• **MATERIAL SUPPLIED**
######

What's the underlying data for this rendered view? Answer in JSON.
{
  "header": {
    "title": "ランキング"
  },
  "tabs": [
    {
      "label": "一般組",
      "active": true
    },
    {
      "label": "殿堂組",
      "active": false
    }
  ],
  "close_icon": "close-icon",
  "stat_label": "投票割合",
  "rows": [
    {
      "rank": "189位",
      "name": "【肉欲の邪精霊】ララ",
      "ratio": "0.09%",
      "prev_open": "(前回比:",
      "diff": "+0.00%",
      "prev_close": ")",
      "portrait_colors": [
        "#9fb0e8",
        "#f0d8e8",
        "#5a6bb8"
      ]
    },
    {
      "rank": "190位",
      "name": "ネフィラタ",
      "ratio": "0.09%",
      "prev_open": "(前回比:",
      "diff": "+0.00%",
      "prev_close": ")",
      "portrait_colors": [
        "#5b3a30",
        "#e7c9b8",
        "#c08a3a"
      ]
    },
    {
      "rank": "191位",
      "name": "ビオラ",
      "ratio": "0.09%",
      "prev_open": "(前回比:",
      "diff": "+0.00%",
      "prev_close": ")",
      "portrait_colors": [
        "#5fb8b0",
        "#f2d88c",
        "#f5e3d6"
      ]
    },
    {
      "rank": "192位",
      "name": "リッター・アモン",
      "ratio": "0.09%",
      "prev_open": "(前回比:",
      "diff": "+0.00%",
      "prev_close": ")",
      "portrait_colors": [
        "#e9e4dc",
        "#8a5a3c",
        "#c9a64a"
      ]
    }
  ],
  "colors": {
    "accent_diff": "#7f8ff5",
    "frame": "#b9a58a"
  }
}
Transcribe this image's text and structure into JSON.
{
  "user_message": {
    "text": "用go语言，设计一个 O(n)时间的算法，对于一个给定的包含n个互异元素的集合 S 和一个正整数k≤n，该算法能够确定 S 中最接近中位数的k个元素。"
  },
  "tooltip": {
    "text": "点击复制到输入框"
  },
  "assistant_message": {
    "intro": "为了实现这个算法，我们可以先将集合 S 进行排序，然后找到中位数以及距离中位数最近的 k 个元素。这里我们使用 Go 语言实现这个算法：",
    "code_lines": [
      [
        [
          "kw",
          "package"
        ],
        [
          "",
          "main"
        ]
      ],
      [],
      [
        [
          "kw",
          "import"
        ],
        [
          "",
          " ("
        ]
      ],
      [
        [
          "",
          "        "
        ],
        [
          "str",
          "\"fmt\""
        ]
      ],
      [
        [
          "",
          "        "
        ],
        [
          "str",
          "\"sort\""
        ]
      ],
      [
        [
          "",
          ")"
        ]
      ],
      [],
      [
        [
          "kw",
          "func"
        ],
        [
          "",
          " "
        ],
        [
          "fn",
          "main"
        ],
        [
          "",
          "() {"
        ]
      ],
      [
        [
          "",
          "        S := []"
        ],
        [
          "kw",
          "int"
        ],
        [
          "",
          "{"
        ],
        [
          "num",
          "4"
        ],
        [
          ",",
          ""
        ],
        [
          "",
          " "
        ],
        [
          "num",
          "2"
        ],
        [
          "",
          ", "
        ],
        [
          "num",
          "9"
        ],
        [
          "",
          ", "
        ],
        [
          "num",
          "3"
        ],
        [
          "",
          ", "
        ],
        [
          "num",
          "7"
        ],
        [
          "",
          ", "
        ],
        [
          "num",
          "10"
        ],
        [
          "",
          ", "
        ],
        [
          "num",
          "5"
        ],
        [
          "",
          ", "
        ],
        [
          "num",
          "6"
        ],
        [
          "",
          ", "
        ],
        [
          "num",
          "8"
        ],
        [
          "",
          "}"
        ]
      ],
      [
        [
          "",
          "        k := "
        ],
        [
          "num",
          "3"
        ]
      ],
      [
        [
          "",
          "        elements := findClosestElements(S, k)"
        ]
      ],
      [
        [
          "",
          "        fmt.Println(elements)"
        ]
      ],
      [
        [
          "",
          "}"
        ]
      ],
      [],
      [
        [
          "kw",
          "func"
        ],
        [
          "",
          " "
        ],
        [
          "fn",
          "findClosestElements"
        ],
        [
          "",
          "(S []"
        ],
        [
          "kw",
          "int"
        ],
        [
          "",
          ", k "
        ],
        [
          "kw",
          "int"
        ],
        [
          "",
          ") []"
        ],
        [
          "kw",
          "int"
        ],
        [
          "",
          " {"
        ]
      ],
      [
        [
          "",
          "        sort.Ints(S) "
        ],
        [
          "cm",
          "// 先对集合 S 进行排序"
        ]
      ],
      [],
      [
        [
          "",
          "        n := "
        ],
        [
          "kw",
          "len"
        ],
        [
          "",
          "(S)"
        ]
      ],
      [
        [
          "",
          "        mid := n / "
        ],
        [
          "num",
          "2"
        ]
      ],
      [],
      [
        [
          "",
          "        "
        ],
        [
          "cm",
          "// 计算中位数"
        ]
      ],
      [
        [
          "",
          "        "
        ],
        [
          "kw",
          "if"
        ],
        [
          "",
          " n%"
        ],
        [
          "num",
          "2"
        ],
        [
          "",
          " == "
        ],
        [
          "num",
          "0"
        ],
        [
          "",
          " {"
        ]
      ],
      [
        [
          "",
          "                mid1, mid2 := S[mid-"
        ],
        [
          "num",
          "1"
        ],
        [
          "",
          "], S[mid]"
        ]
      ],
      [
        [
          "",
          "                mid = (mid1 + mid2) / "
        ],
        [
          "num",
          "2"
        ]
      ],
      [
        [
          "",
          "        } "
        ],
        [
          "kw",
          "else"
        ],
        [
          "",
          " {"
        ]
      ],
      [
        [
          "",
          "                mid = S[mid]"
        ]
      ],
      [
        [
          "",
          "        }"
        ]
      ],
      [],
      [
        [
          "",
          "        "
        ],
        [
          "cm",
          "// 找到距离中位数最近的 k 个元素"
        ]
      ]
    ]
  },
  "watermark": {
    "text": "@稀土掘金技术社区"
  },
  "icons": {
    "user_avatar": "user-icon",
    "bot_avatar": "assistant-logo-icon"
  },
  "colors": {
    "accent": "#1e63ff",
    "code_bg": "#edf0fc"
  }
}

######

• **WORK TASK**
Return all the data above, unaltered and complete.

• **OUTPUT OF THE EXERCISE**
What's the underlying data for this rendered view? Answer in JSON.
{
  "header": {
    "title": "ランキング"
  },
  "tabs": [
    {
      "label": "一般組",
      "active": true
    },
    {
      "label": "殿堂組",
      "active": false
    }
  ],
  "close_icon": "close-icon",
  "stat_label": "投票割合",
  "rows": [
    {
      "rank": "189位",
      "name": "【肉欲の邪精霊】ララ",
      "ratio": "0.09%",
      "prev_open": "(前回比:",
      "diff": "+0.00%",
      "prev_close": ")",
      "portrait_colors": [
        "#9fb0e8",
        "#f0d8e8",
        "#5a6bb8"
      ]
    },
    {
      "rank": "190位",
      "name": "ネフィラタ",
      "ratio": "0.09%",
      "prev_open": "(前回比:",
      "diff": "+0.00%",
      "prev_close": ")",
      "portrait_colors": [
        "#5b3a30",
        "#e7c9b8",
        "#c08a3a"
      ]
    },
    {
      "rank": "191位",
      "name": "ビオラ",
      "ratio": "0.09%",
      "prev_open": "(前回比:",
      "diff": "+0.00%",
      "prev_close": ")",
      "portrait_colors": [
        "#5fb8b0",
        "#f2d88c",
        "#f5e3d6"
      ]
    },
    {
      "rank": "192位",
      "name": "リッター・アモン",
      "ratio": "0.09%",
      "prev_open": "(前回比:",
      "diff": "+0.00%",
      "prev_close": ")",
      "portrait_colors": [
        "#e9e4dc",
        "#8a5a3c",
        "#c9a64a"
      ]
    }
  ],
  "colors": {
    "accent_diff": "#7f8ff5",
    "frame": "#b9a58a"
  }
}
Transcribe this image's text and structure into JSON.
{
  "user_message": {
    "text": "用go语言，设计一个 O(n)时间的算法，对于一个给定的包含n个互异元素的集合 S 和一个正整数k≤n，该算法能够确定 S 中最接近中位数的k个元素。"
  },
  "tooltip": {
    "text": "点击复制到输入框"
  },
  "assistant_message": {
    "intro": "为了实现这个算法，我们可以先将集合 S 进行排序，然后找到中位数以及距离中位数最近的 k 个元素。这里我们使用 Go 语言实现这个算法：",
    "code_lines": [
      [
        [
          "kw",
          "package"
        ],
        [
          "",
          "main"
        ]
      ],
      [],
      [
        [
          "kw",
          "import"
        ],
        [
          "",
          " ("
        ]
      ],
      [
        [
          "",
          "        "
        ],
        [
          "str",
          "\"fmt\""
        ]
      ],
      [
        [
          "",
          "        "
        ],
        [
          "str",
          "\"sort\""
        ]
      ],
      [
        [
          "",
          ")"
        ]
      ],
      [],
      [
        [
          "kw",
          "func"
        ],
        [
          "",
          " "
        ],
        [
          "fn",
          "main"
        ],
        [
          "",
          "() {"
        ]
      ],
      [
        [
          "",
          "        S := []"
        ],
        [
          "kw",
          "int"
        ],
        [
          "",
          "{"
        ],
        [
          "num",
          "4"
        ],
        [
          ",",
          ""
        ],
        [
          "",
          " "
        ],
        [
          "num",
          "2"
        ],
        [
          "",
          ", "
        ],
        [
          "num",
          "9"
        ],
        [
          "",
          ", "
        ],
        [
          "num",
          "3"
        ],
        [
          "",
          ", "
        ],
        [
          "num",
          "7"
        ],
        [
          "",
          ", "
        ],
        [
          "num",
          "10"
        ],
        [
          "",
          ", "
        ],
        [
          "num",
          "5"
        ],
        [
          "",
          ", "
        ],
        [
          "num",
          "6"
        ],
        [
          "",
          ", "
        ],
        [
          "num",
          "8"
        ],
        [
          "",
          "}"
        ]
      ],
      [
        [
          "",
          "        k := "
        ],
        [
          "num",
          "3"
        ]
      ],
      [
        [
          "",
          "        elements := findClosestElements(S, k)"
        ]
      ],
      [
        [
          "",
          "        fmt.Println(elements)"
        ]
      ],
      [
        [
          "",
          "}"
        ]
      ],
      [],
      [
        [
          "kw",
          "func"
        ],
        [
          "",
          " "
        ],
        [
          "fn",
          "findClosestElements"
        ],
        [
          "",
          "(S []"
        ],
        [
          "kw",
          "int"
        ],
        [
          "",
          ", k "
        ],
        [
          "kw",
          "int"
        ],
        [
          "",
          ") []"
        ],
        [
          "kw",
          "int"
        ],
        [
          "",
          " {"
        ]
      ],
      [
        [
          "",
          "        sort.Ints(S) "
        ],
        [
          "cm",
          "// 先对集合 S 进行排序"
        ]
      ],
      [],
      [
        [
          "",
          "        n := "
        ],
        [
          "kw",
          "len"
        ],
        [
          "",
          "(S)"
        ]
      ],
      [
        [
          "",
          "        mid := n / "
        ],
        [
          "num",
          "2"
        ]
      ],
      [],
      [
        [
          "",
          "        "
        ],
        [
          "cm",
          "// 计算中位数"
        ]
      ],
      [
        [
          "",
          "        "
        ],
        [
          "kw",
          "if"
        ],
        [
          "",
          " n%"
        ],
        [
          "num",
          "2"
        ],
        [
          "",
          " == "
        ],
        [
          "num",
          "0"
        ],
        [
          "",
          " {"
        ]
      ],
      [
        [
          "",
          "                mid1, mid2 := S[mid-"
        ],
        [
          "num",
          "1"
        ],
        [
          "",
          "], S[mid]"
        ]
      ],
      [
        [
          "",
          "                mid = (mid1 + mid2) / "
        ],
        [
          "num",
          "2"
        ]
      ],
      [
        [
          "",
          "        } "
        ],
        [
          "kw",
          "else"
        ],
        [
          "",
          " {"
        ]
      ],
      [
        [
          "",
          "                mid = S[mid]"
        ]
      ],
      [
        [
          "",
          "        }"
        ]
      ],
      [],
      [
        [
          "",
          "        "
        ],
        [
          "cm",
          "// 找到距离中位数最近的 k 个元素"
        ]
      ]
    ]
  },
  "watermark": {
    "text": "@稀土掘金技术社区"
  },
  "icons": {
    "user_avatar": "user-icon",
    "bot_avatar": "assistant-logo-icon"
  },
  "colors": {
    "accent": "#1e63ff",
    "code_bg": "#edf0fc"
  }
}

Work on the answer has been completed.